Task goal
Lines in the listing below may contain the string "body". Say how many do, giving only the number.

Raw data
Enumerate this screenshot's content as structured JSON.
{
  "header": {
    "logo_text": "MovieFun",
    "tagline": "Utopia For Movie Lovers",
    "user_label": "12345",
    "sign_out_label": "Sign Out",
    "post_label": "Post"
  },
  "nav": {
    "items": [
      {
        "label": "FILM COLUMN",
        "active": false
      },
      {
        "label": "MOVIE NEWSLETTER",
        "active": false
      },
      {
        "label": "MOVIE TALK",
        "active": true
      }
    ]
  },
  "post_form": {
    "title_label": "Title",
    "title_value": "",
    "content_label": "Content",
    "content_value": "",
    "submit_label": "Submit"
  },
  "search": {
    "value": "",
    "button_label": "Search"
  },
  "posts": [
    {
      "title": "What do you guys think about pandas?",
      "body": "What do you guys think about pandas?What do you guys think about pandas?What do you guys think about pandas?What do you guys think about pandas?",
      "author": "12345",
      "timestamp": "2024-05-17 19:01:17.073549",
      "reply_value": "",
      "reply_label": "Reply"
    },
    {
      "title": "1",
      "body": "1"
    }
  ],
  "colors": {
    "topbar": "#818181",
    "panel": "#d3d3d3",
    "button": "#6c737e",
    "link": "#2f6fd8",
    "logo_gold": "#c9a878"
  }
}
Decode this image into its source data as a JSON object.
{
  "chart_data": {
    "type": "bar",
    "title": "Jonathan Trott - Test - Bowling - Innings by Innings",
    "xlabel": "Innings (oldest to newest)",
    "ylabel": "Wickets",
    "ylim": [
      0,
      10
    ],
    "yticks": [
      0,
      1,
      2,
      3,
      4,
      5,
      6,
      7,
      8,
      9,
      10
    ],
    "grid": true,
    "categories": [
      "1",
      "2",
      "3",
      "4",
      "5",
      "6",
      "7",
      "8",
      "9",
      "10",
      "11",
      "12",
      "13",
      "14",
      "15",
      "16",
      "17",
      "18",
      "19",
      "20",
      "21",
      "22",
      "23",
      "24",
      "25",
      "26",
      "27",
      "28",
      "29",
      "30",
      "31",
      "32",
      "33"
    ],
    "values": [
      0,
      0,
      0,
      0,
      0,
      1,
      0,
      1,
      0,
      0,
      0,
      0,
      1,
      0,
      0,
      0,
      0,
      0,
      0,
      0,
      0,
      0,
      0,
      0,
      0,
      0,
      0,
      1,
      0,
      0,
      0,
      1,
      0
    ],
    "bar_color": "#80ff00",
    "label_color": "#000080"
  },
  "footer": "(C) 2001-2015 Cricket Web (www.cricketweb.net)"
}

Your solution
2